There is a choice to make. We can look at a sign like this and be critical of its sponsors; or, we can recognize that the fact such a sign is being prominently displayed indicates an opportunity for us to engage the culture on a meaningful discussion of spiritual matters. It is an invitation for dialogue and though that may not have been the artists’ true intent; they have opened the door for the conversation. Knock, Knock!

We'll be covering this in more detail in our next issue of CrossingCurrents. If you are not a subsciber, just click on the subscribe button in the right column. Want to know more about advertising rights regarding one's religious views? Watch our video below on Billboards and Religion.


Tuesday, November 10, 2009

Do What is Right, not What is Easy

Almost as soon as the tragic news broke of the events at Fort Hood last week the clamor began that it was an act of Islamic terrorism. Shortly after the killing spree, Muslims reported that some of their Mosques had received threatening telephone calls. Apparently, there was no time to take a wait-and-see approach – to get the facts – folks were already making up their minds on this one

Now the facts have come out and the killer was, in fact, Muslim and from the information being released, was acting based on his connection to a radical Islamic cleric. So, all those who first claimed it was an act of Islamic terrorism, can say a hearty, “I told you so.” However, does that justify some of the hostile reactions directed toward some of the Muslim people in our nation?

Without question, there have been tremendous atrocities carried out in the name of Islam; but do those who perpetrate such actions truly represent the Muslim religion? While the terrorist would say yes, most Muslims in the West would respond, they do not. In fact, many Mosques, including one in my own city, quickly issued statements of condemnation concerning the actions at Fort Hood. Muslims, from the Mosque where the killer worshipped, also attended the service held today in remembrance of those who had been killed.

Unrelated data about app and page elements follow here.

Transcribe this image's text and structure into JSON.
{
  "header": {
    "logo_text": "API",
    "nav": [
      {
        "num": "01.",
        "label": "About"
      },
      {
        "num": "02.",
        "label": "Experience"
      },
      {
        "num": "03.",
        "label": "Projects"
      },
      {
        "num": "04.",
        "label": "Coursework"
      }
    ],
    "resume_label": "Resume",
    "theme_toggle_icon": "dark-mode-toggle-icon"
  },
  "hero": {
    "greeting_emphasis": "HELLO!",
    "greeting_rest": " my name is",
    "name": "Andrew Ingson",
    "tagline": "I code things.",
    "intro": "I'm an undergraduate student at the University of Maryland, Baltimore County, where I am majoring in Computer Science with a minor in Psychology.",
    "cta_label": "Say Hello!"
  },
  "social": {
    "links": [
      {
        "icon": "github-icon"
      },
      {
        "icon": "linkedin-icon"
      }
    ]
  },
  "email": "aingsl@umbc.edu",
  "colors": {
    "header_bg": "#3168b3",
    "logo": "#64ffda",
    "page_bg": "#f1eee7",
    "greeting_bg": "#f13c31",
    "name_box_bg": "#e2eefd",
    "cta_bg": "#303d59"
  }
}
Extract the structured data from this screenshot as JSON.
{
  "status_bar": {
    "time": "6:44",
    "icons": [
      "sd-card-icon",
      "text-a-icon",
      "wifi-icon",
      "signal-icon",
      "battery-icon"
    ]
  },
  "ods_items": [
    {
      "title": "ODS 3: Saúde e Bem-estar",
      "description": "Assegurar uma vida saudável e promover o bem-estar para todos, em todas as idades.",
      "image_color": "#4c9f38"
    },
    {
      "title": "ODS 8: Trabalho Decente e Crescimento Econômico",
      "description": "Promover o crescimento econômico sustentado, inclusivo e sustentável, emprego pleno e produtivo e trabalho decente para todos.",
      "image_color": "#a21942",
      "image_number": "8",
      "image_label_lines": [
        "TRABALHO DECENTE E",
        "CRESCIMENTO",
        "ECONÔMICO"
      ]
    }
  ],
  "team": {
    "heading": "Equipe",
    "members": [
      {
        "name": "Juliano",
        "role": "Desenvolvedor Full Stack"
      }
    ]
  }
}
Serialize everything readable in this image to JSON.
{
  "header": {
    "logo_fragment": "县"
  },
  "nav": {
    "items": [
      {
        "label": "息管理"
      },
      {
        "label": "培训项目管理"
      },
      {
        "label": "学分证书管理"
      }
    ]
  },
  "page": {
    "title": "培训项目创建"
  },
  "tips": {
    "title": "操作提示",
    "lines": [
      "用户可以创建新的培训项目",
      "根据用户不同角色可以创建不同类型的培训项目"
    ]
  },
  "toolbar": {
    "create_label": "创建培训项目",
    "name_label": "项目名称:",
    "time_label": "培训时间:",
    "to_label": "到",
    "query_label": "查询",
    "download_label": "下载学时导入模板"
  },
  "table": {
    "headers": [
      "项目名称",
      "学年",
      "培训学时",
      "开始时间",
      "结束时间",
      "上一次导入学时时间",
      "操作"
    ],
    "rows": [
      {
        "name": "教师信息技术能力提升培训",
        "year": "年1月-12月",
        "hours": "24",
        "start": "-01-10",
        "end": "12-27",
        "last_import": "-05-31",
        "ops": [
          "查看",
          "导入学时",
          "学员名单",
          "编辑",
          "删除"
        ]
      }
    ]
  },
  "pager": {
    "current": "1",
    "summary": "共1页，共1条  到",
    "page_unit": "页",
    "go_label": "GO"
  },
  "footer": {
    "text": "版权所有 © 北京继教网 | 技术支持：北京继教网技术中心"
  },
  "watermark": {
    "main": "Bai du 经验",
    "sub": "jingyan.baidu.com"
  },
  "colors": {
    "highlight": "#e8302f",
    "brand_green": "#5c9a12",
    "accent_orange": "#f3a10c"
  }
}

Though I am convinced we need to take a much more cautious approach in responding to these type events, I am not so naïve as to think there is not an anti-American sentiment among Muslims in the Middle East. There is. Just as some Muslims in America have such sentiments.

However, when it comes to acts of terrorism carried out by Muslims, I think we would do well to consider that most of these actions take place in the Middle East and that more Muslims, than non-Muslims, are killed by these terrorists. If for no other reason than that, I can find it credible that a Muslim can truly find the actions of an Islamic terrorist, reprehensible.

It seems to me that at some point we must quit reacting on the basis of one’s culture, ethnicity, skin-color, and/or religion and lay aside our fears and personal prejudices. I believe this should be particularly true for those of us who claim to be followers of Jesus. Where possible, we need to develop relationships with our Muslim neighbors; and, even if we cannot come to agreement, to at least try to understand one another.

While there are certainly Muslim terrorists in this country, I do not believe that most Muslims have come here to overthrow this country or to do harm to its citizens. In my own experience, I have found that Muslims in my city share many of the same concerns as their non-Muslim neighbors. Like so many of us, they are concerned about their children’s welfare and education, job security, having a roof over their head, and staying ahead of the bill collector. They want to live in a nice home, drive a good car, and even if they may despise our policies, they want to enjoy the freedom this country affords them – to live the American dream.

It is easy to label every Muslim a terrorist and proclaim Islam a terrorist religion. However, as Christians, we have not been called to take the easy road; but to do what is right – to love even those who hate us. It is a hard calling, but it is the right thing to do. It is the example that Christ gave us.

Click here to read our article on Islam.